5 Tips for Paying the Tuition Bill

July in Maine means summer has finally arrived. For the college bound student, July is also when the tuition bill typically arrives. Hopefully you’ve already filed the Free Application for Federal Student Aid (FAFSA). If not, submit the FAFSA as soon as possible at FAFSA.gov. Need help paying your bill? Consider these five tips:

1. Review your bill, thoroughly.

Be sure you understand all of your charges and only pay for required expenses. Typically students are automatically billed for medical insurance. If you are covered by another policy, follow the steps to waive the college’s insurance so you are not paying twice for medical insurance. Also review the bill to determine if all of your financial aid has been applied to the bill. Federal loans require additional steps, and funds cannot be credited to your account until around the start of the semester. Make sure these loans are showing as "anticipated aid" so that you aren’t charged a late fee.

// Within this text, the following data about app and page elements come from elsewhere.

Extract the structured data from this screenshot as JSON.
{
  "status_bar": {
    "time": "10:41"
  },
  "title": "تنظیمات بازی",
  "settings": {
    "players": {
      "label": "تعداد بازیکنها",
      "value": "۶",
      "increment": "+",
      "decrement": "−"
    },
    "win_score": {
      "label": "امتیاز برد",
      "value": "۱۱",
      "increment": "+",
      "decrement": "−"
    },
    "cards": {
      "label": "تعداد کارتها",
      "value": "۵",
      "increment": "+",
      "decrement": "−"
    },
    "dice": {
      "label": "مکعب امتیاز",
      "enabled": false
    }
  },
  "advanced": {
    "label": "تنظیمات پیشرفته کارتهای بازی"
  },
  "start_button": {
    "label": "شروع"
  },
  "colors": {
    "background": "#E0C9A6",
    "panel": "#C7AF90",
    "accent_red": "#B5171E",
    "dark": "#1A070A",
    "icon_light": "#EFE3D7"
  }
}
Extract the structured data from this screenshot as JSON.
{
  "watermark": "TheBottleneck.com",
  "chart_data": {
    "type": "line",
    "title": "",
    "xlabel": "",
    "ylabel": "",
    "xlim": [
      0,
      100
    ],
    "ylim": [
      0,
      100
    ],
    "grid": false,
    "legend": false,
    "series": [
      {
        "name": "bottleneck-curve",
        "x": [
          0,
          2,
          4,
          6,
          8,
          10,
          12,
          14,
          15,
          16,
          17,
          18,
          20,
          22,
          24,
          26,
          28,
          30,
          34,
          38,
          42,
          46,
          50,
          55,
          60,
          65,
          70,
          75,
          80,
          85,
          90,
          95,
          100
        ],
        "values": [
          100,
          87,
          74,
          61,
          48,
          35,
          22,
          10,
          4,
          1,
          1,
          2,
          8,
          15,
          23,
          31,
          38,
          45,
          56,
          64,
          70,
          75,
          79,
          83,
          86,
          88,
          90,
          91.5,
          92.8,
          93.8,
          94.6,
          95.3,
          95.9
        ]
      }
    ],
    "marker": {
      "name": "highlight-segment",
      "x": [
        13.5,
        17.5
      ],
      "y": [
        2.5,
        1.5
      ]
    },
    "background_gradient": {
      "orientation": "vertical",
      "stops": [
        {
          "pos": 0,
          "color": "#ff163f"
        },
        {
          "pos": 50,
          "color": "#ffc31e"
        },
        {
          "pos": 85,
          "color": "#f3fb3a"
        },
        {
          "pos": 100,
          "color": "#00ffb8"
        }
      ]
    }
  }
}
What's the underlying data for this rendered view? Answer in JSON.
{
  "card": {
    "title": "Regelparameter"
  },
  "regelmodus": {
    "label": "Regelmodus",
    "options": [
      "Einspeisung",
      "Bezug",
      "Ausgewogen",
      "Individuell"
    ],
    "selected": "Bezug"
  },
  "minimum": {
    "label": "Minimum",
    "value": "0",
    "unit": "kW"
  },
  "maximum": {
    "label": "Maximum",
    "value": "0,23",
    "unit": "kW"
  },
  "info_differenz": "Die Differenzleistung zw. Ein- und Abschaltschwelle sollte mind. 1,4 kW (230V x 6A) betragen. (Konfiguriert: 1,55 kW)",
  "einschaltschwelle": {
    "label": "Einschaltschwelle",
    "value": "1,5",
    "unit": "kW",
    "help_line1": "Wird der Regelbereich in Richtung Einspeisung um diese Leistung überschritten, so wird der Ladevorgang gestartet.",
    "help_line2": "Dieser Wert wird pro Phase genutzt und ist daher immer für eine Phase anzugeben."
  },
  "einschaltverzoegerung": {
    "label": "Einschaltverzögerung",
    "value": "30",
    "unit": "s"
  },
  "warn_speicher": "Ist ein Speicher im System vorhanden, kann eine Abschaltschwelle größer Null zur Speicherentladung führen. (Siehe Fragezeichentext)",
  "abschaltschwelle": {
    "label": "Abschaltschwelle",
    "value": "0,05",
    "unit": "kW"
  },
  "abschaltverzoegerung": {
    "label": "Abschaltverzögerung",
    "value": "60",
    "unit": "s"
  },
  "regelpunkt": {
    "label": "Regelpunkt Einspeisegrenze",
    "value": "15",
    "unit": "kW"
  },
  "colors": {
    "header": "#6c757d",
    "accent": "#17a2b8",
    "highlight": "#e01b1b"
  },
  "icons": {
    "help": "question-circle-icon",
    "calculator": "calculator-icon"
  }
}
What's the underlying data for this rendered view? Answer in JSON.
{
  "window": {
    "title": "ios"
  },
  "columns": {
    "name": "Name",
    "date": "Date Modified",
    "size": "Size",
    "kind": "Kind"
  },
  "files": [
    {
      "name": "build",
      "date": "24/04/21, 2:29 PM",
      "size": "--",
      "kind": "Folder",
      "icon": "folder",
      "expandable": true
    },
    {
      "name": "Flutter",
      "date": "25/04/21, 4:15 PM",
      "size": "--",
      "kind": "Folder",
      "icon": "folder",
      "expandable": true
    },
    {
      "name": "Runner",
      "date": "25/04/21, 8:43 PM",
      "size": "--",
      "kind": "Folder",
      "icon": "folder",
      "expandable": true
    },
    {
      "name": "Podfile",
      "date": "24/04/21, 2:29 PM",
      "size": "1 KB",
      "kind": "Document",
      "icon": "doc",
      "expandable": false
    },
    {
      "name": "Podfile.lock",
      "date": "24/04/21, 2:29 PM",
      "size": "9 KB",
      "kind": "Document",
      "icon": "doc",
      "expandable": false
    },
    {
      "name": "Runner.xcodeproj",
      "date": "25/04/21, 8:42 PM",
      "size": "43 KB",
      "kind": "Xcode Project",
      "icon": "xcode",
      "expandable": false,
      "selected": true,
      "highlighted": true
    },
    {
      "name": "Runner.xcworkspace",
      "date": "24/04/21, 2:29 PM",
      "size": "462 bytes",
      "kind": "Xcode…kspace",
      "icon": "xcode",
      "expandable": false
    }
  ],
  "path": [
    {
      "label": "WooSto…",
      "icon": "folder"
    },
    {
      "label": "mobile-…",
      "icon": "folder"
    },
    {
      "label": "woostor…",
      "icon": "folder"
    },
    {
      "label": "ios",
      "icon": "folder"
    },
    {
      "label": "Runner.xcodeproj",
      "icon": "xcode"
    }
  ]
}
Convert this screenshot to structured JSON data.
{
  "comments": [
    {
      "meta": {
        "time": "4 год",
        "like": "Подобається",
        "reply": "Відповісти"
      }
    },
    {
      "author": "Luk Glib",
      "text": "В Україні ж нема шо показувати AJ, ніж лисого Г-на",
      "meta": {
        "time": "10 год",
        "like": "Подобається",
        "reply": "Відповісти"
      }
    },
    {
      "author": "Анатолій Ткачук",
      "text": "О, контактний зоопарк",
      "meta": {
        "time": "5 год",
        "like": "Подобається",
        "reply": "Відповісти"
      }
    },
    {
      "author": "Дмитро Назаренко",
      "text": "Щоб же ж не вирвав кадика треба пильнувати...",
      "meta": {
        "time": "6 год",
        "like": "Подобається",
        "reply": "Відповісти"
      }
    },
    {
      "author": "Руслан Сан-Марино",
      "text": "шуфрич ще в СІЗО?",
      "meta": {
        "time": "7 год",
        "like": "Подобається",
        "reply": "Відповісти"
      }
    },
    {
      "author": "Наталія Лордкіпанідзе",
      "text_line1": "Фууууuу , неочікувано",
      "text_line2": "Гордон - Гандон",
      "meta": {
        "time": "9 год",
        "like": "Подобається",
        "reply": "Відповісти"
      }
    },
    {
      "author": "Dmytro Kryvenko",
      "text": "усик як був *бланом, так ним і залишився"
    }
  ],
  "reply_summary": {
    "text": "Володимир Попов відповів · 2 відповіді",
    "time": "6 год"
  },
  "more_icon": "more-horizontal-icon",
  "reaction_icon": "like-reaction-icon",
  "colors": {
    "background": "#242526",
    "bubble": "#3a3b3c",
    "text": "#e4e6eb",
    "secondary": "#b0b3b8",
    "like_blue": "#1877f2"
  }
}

    2. Reduce the costs YOU can control.

    Housing, food, and books are expenses that you can control. Living at home or choosing to live with a roommate could save you thousands of dollars every year. Nutrition is important, so if you plan to eat on-campus, choose a meal plan that works for you. Don't pay for more than you will eat. More importantly, if you have a meal plan, use it and avoid eating out. Consider renting your textbooks online or buying them used--you could save hundreds of dollars! 

    Want to learn more money saving tips? Check out our guide to Managing Your Money.

      3. Continue the hunt for scholarships.

      Keep up the search for scholarships all year long using FREE websites. Free and reliable sites include FAMEmaine.com, mainecf.org, collegeboard.org, and petersons.com. Scholarships are typically awarded outside of the college’s financial aid awarding process and require students to actively research and find them. Remember, every dollar that doesn’t have to be repaid is a good dollar.

        4. Consider enrolling in a tuition payment plan.

        Most schools have tuition payment plans that will allow you to pay your bill over a period of months instead of in one large lump sum payment. Use savings, income, monetary gifts, and summer earnings to help cover the monthly payment. Tuition payment plans are not loans, and while no interest is charged, there typically is a small enrollment fee. Contact your Bursar’s Office for additional information.

          5. Explore borrowing options.

          After taking full advantage of grants, scholarships, and your full Federal Direct Loan eligibility, consider the following education loan options: 

          • The Federal Parent PLUS Loan is a loan program for parents of dependent undergraduate students and graduate students. PLUS Loans are funded by the federal government, have fixed interest rates, and offer a variety of flexible repayment options. Contact your school for more information regarding the application process.

          • Private Education Loans are offered through private lending institutions. The student is usually the borrower and often a co-signer is required. These loans are credit based and lender approval is based on credit history plus a debt to income ratio. Interest rates vary and are often tied to credit worthiness. Visit TheLoanforME.com for your Maine options.